Drivers can thank the slower driving season and a glut of supply for the continuing slide in gas pump prices.
The national average for a gallon of regular was $2.694 on Monday, according to AAA, Wright Express and the Oil Price Information Service. That's 3.2 cents lower than it was a week ago and 19 cents higher than a year ago.
The highest prices are still in the West and Illinois, ranging from $2.825 a gallon to $3.513 a gallon. The lowest prices are in Texas - and parts of the South and the Midwest - from $2.499 a gallon to $2.573 a gallon. Louisiana drivers paid slightly higher prices, from $2.582 a gallon to $2.652 a gallon.

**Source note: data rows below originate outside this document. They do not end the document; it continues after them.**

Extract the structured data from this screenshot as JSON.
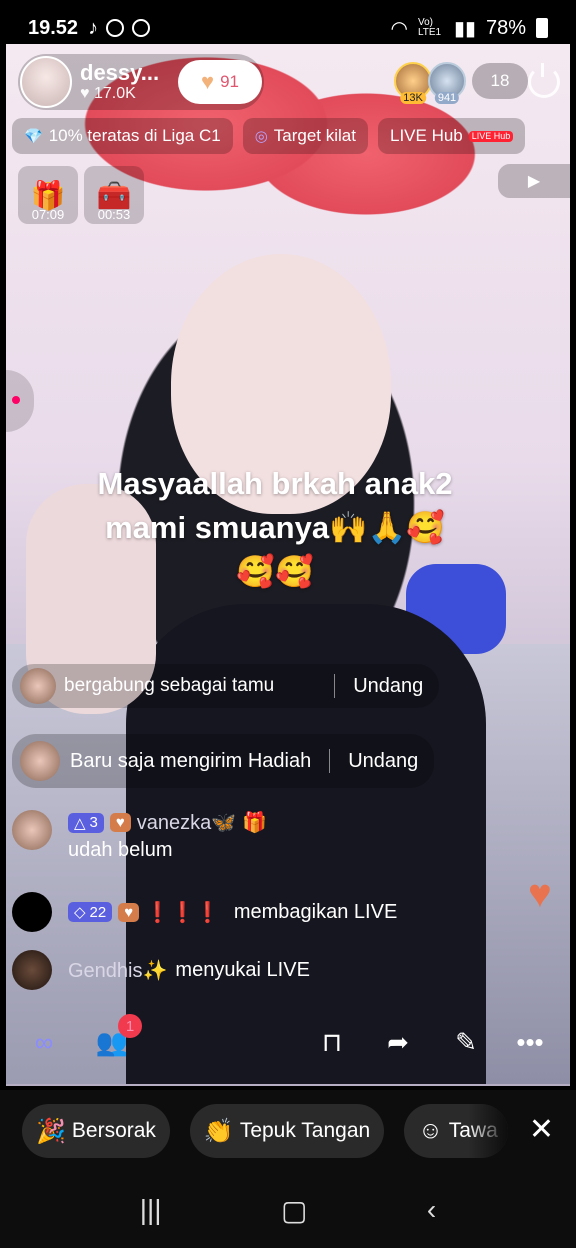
{
  "status_bar": {
    "time": "19.52",
    "notification_icons": [
      "tiktok-icon",
      "whatsapp-icon",
      "minus-circle-icon"
    ],
    "network": "Vo) LTE1",
    "battery": "78%"
  },
  "host": {
    "name": "dessy...",
    "likes": "17.0K",
    "like_count": "91"
  },
  "viewers": {
    "top1_badge": "13K",
    "top2_badge": "941",
    "count": "18"
  },
  "chips": [
    {
      "icon": "diamond-icon",
      "label": "10% teratas di Liga C1"
    },
    {
      "icon": "target-icon",
      "label": "Target kilat"
    },
    {
      "icon": "live-hub-icon",
      "label": "LIVE Hub",
      "badge": "LIVE Hub"
    }
  ],
  "gift_tiles": [
    {
      "icon": "gift-box-icon",
      "timer": "07:09"
    },
    {
      "icon": "treasure-chest-icon",
      "timer": "00:53"
    }
  ],
  "caption": {
    "line1": "Masyaallah brkah anak2",
    "line2": "mami smuanya🙌🙏🥰",
    "line3": "🥰🥰"
  },
  "comments": [
    {
      "type": "join",
      "name_partial": "...",
      "text": "bergabung sebagai tamu",
      "action": "Undang"
    },
    {
      "type": "gift",
      "text": "Baru saja mengirim Hadiah",
      "action": "Undang"
    },
    {
      "type": "chat",
      "level": "3",
      "name": "vanezka🦋",
      "text": "udah belum"
    },
    {
      "type": "share",
      "level": "22",
      "name": "❗❗❗",
      "text": "membagikan LIVE"
    },
    {
      "type": "like",
      "name": "Gendhis✨",
      "text": "menyukai LIVE"
    }
  ],
  "toolbar": {
    "guests_badge": "1"
  },
  "reactions": [
    {
      "icon": "cheer-icon",
      "label": "Bersorak"
    },
    {
      "icon": "clap-icon",
      "label": "Tepuk Tangan"
    },
    {
      "icon": "laugh-icon",
      "label": "Tawa"
    }
  ],
  "colors": {
    "accent": "#f23a4f",
    "level_badge": "#5a5fe0",
    "like_text": "#e0566f"
  }
}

Prices have been affected by regional factors in the past couple of weeks. Motorists in parts of the South headed to pumps to fill up in anticipation of tropical storms that might have disrupted Gulf of Mexico production, but the storms steered clear, PFGBest analyst Phil Flynn said. In addition, prices in the Midwest spiked after the recent shutdown of a pipeline feeding Midwestern refineries. That pipeline is delivering crude again.
Most analysts expect retail gasoline prices to stay steady in October and November, as supplies remain plentiful and demand is listless compared with a peak summer driving season.
Tom Kloza, publisher and chief oil analyst at Oil Price Information Service, thinks gasoline prices will fall over the next few weeks, to about $2.25 a gallon in the cheaper markets and to $2.75 a gallon in more expensive locations.
In other energy trading, oil prices edged lower as traders watched the stock markets for clues about the pace of economic growth. Stocks were a little lower in midday trading, with the Dow Jones Industrial Average down about 30 points. The NASDAQ and the S&P 500 were also lower.
Benchmark oil fell 75 cents to 75.74 a barrel on the New York Stock Exchange.
Investors will be closely watching the latest indicators on U.S. consumer confidence on Tuesday and second quarter gross domestic product on Thursday, figures "which could make or break the equities rally," according to The Schork Report, an energy consultancy.
In other Nymex trading, natural gas fell as tropical storms threats to Gulf of Mexico production evaporated. Natural gas lost 13.7 cents to $3.744 per 1,000 cubic feet.
Heating oil fell 2.89 cents to $2.1017 a gallon and gasoline gave up 2.05 cents at $1.9266 a gallon.
In London, Brent crude dropped by 93 cents to $77.94 a barrel on the ICE Futures exchange.